» Task brief:
A complete answer lists every line of the entries below where the string "JSON" appears.

Data excerpts:
■ ■ ■ ■ ■ ■ ■

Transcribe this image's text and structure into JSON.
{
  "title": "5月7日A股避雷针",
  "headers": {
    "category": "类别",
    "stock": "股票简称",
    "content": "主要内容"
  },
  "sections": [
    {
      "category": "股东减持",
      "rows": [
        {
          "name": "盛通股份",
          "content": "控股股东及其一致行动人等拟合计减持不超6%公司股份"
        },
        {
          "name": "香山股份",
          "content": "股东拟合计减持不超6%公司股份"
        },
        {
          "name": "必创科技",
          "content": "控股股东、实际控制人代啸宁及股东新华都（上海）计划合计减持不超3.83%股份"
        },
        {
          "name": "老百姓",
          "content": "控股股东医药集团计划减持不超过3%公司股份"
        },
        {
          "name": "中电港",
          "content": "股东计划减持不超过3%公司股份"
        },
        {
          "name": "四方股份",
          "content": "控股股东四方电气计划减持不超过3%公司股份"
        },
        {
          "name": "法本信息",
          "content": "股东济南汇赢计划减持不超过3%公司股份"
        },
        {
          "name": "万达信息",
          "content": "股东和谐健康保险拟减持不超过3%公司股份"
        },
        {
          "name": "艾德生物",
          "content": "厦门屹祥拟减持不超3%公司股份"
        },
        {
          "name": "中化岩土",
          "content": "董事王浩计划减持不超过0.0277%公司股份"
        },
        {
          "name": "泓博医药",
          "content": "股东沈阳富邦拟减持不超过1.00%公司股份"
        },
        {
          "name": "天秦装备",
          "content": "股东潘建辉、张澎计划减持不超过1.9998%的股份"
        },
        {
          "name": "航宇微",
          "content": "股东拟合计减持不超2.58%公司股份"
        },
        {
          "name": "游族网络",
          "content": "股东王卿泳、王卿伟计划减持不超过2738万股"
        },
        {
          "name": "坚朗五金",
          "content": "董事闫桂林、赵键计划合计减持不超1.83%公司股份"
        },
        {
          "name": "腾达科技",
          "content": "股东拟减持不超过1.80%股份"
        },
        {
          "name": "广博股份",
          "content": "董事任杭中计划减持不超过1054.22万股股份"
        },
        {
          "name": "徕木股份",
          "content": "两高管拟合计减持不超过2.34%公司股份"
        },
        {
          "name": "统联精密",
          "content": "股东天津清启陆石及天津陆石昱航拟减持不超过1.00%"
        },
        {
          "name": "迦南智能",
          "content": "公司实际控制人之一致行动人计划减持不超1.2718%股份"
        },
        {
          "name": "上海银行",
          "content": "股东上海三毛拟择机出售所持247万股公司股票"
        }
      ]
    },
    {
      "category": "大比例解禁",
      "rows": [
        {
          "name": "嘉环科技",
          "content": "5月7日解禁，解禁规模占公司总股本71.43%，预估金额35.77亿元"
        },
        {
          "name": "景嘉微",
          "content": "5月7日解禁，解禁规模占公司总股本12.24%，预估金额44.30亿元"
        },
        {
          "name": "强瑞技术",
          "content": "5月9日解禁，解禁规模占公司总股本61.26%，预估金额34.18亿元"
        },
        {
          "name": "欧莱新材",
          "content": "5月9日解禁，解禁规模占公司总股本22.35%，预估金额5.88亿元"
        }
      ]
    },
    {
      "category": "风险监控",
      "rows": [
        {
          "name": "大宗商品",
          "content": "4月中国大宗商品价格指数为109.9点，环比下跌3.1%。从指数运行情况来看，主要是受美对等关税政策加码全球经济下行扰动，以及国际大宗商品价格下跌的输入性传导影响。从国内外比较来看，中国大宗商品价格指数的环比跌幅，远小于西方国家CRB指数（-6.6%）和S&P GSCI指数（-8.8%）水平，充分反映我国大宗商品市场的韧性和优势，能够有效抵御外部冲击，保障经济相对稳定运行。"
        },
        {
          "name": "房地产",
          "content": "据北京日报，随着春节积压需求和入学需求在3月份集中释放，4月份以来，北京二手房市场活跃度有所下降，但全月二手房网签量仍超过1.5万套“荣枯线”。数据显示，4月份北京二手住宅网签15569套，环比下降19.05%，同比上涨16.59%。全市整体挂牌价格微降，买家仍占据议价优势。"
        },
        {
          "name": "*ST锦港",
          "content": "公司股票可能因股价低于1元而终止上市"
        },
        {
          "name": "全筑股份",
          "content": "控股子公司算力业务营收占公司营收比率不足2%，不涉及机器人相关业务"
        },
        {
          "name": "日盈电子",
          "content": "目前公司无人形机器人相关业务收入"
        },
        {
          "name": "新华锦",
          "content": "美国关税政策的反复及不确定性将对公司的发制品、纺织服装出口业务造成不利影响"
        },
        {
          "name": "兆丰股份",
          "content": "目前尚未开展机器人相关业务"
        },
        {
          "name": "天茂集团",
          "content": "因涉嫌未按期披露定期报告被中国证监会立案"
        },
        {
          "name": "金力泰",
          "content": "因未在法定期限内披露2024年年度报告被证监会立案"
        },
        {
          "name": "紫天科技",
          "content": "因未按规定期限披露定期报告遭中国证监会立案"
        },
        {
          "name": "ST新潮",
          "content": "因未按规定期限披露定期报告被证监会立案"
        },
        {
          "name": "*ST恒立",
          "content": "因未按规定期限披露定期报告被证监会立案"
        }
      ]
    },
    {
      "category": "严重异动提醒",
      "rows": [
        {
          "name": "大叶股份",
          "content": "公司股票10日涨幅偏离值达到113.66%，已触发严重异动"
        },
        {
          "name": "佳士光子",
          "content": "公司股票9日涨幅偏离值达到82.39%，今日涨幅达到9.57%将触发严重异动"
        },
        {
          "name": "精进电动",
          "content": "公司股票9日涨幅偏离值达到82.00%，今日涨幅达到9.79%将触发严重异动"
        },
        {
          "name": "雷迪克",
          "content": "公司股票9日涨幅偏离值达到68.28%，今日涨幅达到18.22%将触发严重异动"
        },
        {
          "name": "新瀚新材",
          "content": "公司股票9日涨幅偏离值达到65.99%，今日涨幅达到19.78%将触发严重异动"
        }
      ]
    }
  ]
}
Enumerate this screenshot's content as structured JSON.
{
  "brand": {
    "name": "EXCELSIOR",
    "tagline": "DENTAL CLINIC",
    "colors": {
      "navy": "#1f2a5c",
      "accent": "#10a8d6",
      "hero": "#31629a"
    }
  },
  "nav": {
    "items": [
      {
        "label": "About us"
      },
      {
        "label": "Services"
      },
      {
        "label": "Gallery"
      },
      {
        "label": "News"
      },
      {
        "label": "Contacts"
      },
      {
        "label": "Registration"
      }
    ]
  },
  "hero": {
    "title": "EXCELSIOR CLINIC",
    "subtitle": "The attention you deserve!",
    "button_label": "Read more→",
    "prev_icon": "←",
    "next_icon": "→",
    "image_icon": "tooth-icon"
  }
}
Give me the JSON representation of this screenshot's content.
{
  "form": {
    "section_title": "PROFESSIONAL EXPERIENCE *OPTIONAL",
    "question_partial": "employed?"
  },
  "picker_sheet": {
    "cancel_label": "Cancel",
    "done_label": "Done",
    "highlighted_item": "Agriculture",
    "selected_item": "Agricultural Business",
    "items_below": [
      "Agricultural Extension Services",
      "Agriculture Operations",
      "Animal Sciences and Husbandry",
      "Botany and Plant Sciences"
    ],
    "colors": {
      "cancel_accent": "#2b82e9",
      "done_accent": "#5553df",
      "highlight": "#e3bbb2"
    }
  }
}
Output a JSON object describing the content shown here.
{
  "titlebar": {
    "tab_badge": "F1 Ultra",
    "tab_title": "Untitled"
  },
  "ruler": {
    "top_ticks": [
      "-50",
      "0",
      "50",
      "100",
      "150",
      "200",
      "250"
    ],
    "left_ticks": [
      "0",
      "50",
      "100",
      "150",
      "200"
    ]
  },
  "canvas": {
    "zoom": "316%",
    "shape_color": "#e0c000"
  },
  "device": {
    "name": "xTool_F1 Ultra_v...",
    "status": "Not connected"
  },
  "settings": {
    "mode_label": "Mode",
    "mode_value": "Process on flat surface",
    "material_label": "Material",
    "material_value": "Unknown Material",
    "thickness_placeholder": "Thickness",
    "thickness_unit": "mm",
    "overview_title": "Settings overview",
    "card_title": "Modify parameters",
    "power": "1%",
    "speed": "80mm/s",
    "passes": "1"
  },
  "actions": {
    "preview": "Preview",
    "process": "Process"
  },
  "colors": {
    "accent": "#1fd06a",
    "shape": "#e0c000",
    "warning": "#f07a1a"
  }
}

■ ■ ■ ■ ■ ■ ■

» Answer area:
Transcribe this image's text and structure into JSON.
Enumerate this screenshot's content as structured JSON.
Give me the JSON representation of this screenshot's content.
Output a JSON object describing the content shown here.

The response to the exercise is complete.